What you need to do:
Tell me how many lines in the entries below contain the word "name"; reply with the number and nothing else.

[[ Data for the task open ]]

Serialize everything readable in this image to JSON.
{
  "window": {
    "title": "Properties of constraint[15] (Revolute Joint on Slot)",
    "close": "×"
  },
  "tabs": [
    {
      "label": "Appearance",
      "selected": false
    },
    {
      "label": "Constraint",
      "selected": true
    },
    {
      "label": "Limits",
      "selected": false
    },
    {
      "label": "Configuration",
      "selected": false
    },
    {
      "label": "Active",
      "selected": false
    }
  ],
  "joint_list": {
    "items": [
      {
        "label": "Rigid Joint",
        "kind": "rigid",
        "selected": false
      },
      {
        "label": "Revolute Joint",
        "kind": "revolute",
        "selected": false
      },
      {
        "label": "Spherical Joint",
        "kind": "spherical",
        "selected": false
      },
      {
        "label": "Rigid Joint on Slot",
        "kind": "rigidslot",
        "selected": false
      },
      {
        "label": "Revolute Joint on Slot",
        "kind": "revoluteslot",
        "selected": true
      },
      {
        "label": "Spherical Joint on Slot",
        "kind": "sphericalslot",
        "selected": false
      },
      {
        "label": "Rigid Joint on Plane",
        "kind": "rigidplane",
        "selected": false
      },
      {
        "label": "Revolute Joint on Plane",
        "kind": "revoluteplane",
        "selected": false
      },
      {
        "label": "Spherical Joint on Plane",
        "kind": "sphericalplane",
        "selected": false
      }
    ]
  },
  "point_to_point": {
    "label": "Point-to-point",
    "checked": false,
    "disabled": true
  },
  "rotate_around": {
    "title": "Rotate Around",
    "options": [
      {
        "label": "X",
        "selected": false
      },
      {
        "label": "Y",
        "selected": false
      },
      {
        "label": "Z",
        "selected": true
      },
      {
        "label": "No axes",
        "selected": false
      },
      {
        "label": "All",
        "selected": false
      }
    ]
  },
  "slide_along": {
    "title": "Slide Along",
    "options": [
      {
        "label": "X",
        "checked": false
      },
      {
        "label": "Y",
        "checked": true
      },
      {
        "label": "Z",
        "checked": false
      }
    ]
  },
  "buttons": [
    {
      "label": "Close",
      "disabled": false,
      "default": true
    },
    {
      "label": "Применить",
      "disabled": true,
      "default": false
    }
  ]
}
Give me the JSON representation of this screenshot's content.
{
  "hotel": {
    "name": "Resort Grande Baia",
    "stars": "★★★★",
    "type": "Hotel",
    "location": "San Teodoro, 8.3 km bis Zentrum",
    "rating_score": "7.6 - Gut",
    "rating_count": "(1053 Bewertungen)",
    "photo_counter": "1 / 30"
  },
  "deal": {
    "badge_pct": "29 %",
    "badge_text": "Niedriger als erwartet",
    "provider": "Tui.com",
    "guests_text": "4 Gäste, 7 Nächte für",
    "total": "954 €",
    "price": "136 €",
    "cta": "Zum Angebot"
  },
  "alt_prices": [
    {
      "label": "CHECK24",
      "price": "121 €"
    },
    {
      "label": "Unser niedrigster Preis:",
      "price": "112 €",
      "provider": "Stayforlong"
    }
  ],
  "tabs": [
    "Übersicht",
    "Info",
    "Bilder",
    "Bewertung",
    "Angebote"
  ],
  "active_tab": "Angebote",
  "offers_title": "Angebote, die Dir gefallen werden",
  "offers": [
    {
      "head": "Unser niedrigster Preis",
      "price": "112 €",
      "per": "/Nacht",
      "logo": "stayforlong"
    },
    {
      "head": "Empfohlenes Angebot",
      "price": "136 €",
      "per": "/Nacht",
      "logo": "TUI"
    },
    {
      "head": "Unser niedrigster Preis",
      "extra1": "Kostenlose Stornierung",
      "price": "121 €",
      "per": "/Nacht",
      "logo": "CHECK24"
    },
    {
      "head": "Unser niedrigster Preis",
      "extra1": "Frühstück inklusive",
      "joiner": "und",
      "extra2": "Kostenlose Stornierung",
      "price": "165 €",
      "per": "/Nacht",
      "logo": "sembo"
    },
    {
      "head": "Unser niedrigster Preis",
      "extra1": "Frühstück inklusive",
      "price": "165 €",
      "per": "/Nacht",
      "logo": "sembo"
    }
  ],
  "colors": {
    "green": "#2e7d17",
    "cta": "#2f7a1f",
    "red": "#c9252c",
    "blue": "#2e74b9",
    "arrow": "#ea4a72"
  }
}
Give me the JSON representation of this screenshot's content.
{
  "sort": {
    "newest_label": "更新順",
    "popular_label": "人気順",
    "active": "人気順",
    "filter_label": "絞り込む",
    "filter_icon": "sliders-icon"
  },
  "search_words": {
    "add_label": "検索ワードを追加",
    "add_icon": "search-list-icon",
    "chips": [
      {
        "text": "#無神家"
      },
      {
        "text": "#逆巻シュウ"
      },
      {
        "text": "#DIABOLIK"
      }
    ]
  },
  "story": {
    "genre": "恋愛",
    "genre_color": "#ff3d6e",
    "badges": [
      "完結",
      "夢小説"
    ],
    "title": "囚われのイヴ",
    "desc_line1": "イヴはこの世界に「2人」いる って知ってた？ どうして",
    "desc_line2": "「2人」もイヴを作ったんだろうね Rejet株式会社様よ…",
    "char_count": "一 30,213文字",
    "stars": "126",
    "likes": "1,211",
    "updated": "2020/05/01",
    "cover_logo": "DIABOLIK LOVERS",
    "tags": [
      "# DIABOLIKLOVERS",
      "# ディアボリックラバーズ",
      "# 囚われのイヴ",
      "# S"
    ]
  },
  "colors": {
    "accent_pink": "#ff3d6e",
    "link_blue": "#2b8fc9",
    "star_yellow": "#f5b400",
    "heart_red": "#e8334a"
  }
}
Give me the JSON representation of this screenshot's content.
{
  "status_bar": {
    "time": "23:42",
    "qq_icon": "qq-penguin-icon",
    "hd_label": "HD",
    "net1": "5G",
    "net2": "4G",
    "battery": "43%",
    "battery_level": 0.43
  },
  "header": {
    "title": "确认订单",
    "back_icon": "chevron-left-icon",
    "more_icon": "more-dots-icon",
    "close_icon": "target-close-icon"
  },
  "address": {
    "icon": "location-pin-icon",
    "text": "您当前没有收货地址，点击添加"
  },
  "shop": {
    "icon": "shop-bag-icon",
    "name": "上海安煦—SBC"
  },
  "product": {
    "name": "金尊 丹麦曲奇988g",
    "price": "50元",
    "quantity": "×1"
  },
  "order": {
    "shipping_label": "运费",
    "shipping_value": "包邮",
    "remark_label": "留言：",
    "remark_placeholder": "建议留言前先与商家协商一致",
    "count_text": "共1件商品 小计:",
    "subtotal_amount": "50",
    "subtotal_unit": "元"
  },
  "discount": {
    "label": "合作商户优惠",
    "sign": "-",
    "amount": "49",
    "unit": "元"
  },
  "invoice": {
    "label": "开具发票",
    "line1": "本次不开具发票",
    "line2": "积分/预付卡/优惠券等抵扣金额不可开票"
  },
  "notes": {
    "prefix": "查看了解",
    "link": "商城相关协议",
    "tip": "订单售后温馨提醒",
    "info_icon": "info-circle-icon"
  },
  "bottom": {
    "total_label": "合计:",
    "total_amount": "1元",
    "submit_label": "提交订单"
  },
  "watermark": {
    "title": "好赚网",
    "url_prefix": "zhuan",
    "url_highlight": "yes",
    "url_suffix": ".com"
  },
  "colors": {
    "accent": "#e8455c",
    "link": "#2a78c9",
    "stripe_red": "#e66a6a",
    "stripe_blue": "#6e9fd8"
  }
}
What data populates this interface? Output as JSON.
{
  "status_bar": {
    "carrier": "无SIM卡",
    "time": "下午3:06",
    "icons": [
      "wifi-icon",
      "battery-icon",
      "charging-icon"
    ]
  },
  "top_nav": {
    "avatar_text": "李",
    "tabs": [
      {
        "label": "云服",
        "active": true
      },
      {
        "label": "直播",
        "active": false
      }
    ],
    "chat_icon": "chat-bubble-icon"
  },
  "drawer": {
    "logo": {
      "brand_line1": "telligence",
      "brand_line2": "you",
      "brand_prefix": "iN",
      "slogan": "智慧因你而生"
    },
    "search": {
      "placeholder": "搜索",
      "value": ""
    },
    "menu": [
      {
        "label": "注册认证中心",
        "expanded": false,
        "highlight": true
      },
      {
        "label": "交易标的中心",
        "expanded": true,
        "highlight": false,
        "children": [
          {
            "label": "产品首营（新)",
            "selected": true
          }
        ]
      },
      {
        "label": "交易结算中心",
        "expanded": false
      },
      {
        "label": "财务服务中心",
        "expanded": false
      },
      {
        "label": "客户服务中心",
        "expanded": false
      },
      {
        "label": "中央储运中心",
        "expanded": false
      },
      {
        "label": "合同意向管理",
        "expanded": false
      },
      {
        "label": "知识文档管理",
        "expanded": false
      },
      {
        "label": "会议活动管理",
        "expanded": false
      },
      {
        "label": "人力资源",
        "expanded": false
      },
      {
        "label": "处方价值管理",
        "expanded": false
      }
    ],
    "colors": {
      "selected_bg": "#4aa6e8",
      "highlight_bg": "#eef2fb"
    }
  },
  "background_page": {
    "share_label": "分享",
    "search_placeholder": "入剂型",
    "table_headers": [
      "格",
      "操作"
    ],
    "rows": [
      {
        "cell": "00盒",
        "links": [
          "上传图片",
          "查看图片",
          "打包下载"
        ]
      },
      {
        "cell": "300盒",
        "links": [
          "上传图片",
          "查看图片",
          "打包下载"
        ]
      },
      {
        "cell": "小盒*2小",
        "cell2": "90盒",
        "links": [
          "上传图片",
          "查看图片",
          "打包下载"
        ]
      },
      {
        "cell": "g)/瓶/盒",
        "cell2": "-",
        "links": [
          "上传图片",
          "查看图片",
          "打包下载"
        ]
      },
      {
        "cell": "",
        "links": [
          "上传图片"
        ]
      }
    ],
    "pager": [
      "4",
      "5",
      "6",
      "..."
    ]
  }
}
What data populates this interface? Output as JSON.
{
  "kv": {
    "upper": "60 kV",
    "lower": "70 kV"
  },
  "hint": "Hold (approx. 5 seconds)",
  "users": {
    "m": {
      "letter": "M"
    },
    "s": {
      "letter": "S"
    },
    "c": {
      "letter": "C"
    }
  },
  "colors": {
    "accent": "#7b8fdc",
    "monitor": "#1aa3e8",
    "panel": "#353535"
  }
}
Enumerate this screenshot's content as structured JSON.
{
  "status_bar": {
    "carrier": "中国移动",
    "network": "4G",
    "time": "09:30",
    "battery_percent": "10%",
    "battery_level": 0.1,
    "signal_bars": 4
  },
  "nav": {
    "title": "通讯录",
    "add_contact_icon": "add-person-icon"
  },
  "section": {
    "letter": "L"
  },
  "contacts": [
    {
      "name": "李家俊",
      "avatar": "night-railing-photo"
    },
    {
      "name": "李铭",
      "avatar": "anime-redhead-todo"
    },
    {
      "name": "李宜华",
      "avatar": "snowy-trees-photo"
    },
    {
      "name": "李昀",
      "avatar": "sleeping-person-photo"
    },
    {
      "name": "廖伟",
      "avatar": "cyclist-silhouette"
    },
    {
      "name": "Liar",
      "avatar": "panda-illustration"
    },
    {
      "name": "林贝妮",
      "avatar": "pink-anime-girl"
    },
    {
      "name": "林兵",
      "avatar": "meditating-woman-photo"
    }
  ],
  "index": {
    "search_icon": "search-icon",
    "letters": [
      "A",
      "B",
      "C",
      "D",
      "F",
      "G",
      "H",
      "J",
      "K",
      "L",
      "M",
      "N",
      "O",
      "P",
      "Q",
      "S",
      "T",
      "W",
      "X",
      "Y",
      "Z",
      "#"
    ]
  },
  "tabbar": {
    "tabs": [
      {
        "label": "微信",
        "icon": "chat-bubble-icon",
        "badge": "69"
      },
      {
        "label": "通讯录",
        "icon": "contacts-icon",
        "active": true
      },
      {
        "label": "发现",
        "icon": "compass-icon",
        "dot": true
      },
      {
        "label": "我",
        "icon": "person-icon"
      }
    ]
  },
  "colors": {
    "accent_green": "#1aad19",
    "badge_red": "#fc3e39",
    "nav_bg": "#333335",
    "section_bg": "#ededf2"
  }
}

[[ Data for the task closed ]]

Task result:
11